- _EXERCISE DIRECTIONS_
Where the string "order" shows up in a line of the records, copy that line.

Stored data
Content starts

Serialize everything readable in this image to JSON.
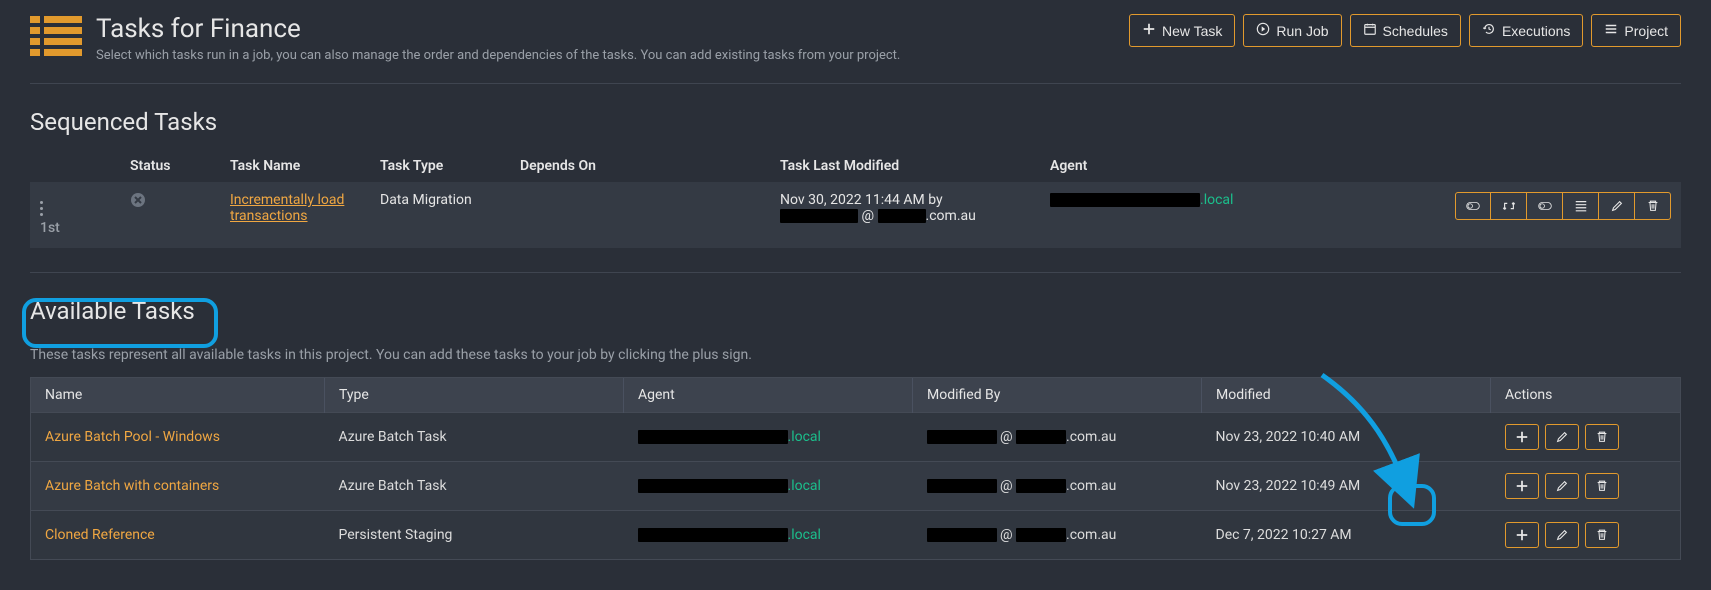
{
  "header": {
    "title": "Tasks for Finance",
    "subtitle": "Select which tasks run in a job, you can also manage the order and dependencies of the tasks. You can add existing tasks from your project."
  },
  "buttons": {
    "new_task": "New Task",
    "run_job": "Run Job",
    "schedules": "Schedules",
    "executions": "Executions",
    "project": "Project"
  },
  "sequenced": {
    "heading": "Sequenced Tasks",
    "columns": {
      "status": "Status",
      "task_name": "Task Name",
      "task_type": "Task Type",
      "depends_on": "Depends On",
      "last_modified": "Task Last Modified",
      "agent": "Agent"
    },
    "rows": [
      {
        "order": "1st",
        "task_name": "Incrementally load transactions",
        "task_type": "Data Migration",
        "depends_on": "",
        "last_modified": "Nov 30, 2022 11:44 AM by",
        "last_modified_by_suffix": ".com.au",
        "agent_suffix": ".local"
      }
    ]
  },
  "available": {
    "heading": "Available Tasks",
    "desc": "These tasks represent all available tasks in this project. You can add these tasks to your job by clicking the plus sign.",
    "columns": {
      "name": "Name",
      "type": "Type",
      "agent": "Agent",
      "modified_by": "Modified By",
      "modified": "Modified",
      "actions": "Actions"
    },
    "rows": [
      {
        "name": "Azure Batch Pool - Windows",
        "type": "Azure Batch Task",
        "agent_suffix": ".local",
        "modified_by_suffix": ".com.au",
        "modified": "Nov 23, 2022 10:40 AM"
      },
      {
        "name": "Azure Batch with containers",
        "type": "Azure Batch Task",
        "agent_suffix": ".local",
        "modified_by_suffix": ".com.au",
        "modified": "Nov 23, 2022 10:49 AM"
      },
      {
        "name": "Cloned Reference",
        "type": "Persistent Staging",
        "agent_suffix": ".local",
        "modified_by_suffix": ".com.au",
        "modified": "Dec 7, 2022 10:27 AM"
      }
    ]
  },
  "icons": {
    "plus": "+"
  }
}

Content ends

- _EXERCISE RESULT_
    "subtitle": "Select which tasks run in a job, you can also manage the order and dependencies of the tasks. You can add existing tasks from your project."
        "order": "1st",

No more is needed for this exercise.